Russian Offensive Campaign Assessment — 3 Mar 22

Eric Balough
4 min readApr 4, 2022

Here are some of the “highlights” of the Russian invasion of Ukraine

· Here is the ISW assessrep for today.

· Putin spoke with French President Emmanuel Macron yesterday. Putin, who is probably already a killjoy at parties, stated that he intends to occupy the whole of Ukraine and “denazify” it. WTOP reported this morning that Putin may also be preparing for “mass mobilization”.

· New Russian laws outlawing “fake news” are now forcing independent Russian news agencies to close their doors lest their journalists take a 15-year sabbatical to a cozy Siberian gulag. This is now in addition to barring the words “war” and “invasion” within the press. This is likely in response to mass protests and announcements of severe casualties.

· China shows its true colors by sticking to Russia’s side. In other news: water is wet.

· Some Russian oligarchs are reportedly offering a $1 million bounty on Putin.

· Not sure who needs to hear this, but “Please don’t shoot artillery at the nuclear power plant.” In an act of baffling stupidity, Russian Army units rocketed the Zaporizhzhia nuclear power plant in southern Ukraine which also happens to be the largest in Europe. Thankfully, the building that they struck was an out building used for training. Despite the fact that it caught on fire, the Russians also attacked the firefighters trying to respond to the emergency. According to the IAEA, no other damage occurred to the plant. Still the Russian Army should be the automatic winners of the 2022 Darwin Awards.

· Yesterday, I offered an explanation for the absence of Russian air power. Here is a better explanation. Though the Russian Air Force has the basing to support air operations, it suffers from critical incompetence in airspace deconfliction (i.e. high risk of Russian SAMs shooting down Russian aircraft), severe shortage in precision guided munitions, and woefully undertrained pilots. According to this RUSI report, Russian pilots tend to average about 100 flight hours per year for combat aircraft. That is less than half that US pilots require for minimum proficiency. The conservation of the Russian Airforce is likely a strategic risk mitigation factor against UA SAMs and St. Stinger on the part of its generals.

· Reference graphics below: Advance to encircle Kyiv is still slow.
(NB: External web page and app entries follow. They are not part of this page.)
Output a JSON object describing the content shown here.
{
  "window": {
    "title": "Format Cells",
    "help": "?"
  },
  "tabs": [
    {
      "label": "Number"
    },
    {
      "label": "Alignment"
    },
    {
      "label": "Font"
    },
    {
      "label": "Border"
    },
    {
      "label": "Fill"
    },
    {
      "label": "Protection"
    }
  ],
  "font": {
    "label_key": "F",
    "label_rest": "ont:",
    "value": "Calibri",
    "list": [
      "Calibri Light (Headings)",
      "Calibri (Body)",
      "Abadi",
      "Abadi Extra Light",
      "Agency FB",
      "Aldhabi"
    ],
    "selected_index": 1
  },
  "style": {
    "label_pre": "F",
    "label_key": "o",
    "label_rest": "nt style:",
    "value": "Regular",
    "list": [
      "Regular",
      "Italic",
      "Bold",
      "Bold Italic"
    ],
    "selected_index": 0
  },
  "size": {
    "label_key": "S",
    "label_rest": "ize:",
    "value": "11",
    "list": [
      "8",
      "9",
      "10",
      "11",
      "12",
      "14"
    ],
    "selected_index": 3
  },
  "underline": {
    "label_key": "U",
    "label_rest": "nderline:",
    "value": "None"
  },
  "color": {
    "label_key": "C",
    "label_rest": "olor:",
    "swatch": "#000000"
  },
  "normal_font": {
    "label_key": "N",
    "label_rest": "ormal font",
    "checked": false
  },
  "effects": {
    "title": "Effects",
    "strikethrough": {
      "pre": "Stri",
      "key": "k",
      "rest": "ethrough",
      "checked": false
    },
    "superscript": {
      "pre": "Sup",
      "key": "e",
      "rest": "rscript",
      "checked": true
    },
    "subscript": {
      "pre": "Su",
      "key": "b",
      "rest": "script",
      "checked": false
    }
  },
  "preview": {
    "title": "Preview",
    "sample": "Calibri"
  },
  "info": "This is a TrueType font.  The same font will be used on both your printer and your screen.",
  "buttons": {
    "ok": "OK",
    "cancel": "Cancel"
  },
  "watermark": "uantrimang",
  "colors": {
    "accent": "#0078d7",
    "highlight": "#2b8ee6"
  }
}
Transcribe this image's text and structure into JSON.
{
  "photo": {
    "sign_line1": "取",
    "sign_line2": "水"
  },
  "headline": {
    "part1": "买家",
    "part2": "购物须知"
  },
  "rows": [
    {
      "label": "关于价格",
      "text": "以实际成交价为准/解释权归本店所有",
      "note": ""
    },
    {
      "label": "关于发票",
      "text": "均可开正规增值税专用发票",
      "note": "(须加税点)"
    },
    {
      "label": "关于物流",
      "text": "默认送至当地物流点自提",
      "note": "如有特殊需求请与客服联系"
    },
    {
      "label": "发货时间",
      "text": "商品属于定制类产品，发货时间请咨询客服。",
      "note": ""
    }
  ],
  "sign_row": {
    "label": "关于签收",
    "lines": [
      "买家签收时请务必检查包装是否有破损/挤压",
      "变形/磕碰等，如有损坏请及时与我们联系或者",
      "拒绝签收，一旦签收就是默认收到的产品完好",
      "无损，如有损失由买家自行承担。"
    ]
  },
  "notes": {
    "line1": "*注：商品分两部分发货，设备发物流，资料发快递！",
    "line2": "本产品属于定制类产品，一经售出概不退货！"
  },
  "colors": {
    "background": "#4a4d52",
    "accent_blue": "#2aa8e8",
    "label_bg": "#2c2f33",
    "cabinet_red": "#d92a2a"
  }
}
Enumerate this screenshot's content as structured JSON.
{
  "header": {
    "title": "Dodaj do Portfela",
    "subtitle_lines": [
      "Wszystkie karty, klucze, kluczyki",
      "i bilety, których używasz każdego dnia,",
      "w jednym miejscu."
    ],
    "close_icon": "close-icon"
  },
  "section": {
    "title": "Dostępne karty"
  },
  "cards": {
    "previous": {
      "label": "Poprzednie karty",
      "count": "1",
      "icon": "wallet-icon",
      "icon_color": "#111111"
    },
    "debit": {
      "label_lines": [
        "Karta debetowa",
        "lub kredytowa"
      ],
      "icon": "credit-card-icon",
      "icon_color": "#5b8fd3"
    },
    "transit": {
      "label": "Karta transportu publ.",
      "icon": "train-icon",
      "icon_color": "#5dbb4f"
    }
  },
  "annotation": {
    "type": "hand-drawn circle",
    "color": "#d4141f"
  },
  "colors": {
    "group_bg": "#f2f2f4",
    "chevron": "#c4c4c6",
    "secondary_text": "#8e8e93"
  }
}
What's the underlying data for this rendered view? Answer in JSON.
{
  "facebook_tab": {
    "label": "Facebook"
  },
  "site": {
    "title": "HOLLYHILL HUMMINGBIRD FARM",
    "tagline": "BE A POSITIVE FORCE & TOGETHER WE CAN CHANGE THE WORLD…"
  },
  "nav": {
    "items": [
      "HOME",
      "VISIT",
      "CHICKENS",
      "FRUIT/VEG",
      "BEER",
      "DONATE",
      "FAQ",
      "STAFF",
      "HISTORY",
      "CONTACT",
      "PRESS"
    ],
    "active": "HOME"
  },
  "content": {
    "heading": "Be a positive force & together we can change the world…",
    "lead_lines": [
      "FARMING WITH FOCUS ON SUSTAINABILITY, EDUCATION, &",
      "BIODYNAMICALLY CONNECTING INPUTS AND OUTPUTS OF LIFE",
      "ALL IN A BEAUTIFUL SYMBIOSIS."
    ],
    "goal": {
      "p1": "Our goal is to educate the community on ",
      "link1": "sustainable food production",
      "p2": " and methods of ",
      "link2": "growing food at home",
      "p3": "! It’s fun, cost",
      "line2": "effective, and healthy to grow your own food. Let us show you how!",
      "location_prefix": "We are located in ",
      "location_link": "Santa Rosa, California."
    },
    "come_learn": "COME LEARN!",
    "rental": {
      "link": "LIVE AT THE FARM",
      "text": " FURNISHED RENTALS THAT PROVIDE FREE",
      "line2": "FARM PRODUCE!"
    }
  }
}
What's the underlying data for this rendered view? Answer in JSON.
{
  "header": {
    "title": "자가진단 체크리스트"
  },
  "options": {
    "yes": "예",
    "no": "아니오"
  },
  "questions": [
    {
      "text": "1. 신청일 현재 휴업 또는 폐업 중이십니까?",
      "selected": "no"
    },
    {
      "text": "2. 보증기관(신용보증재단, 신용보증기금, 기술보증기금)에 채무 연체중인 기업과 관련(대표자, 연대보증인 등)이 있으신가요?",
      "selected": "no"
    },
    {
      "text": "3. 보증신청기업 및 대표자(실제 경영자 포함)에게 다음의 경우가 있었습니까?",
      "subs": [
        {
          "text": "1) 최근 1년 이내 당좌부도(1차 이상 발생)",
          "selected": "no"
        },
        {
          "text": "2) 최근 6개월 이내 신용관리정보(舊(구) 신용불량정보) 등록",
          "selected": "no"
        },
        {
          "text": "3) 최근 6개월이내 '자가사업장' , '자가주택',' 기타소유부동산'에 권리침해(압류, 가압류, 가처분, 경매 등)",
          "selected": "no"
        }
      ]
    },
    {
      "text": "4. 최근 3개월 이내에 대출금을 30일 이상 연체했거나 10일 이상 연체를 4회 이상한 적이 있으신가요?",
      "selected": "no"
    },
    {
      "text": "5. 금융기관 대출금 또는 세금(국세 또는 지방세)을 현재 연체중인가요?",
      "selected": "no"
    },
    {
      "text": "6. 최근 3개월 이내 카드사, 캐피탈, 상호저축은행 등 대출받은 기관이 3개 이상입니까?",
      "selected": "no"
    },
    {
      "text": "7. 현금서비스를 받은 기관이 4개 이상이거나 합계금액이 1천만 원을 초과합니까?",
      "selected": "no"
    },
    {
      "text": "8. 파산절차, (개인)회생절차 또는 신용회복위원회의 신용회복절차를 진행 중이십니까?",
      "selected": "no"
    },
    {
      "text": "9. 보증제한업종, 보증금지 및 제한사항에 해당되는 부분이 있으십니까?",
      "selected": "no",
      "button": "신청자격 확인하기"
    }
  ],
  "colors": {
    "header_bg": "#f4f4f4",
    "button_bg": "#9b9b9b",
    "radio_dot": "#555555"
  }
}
From the Northeast, Russian forces continue to advance west towards the Dnieper while bypassing pockets of UA resistance. Heavy bombardment of Kharkiv continues. In the East, the UA continues to give ground, and it appears that the Northeast and East fronts are now joined. In the South, Russians have also captured the town of Mariupol. This effectively joins the South to the East and eliminates any Ukrainian port access east of Odessa.

· The pause around Kyiv is giving the city’s residents time to set up anti-armor fortifications. As with Kharkiv, it is highly unlikely that the RA will push into the city with armor until they’ve bombarded it for a few days with artillery.

· Overall, despite lack of logistics, comms, airpower, or even morale, the Russian Army is still poised to win through brute force and a great deal of ignorance.

· As President Macron said after his chat with Poutain, “the worst is yet to come.”

Happy Friday,

Eric B (token Army guy)



Eric Balough

Former infantry officer, and current military analyst. Lover of coffee, dogs, Jeeps, hockey and my family.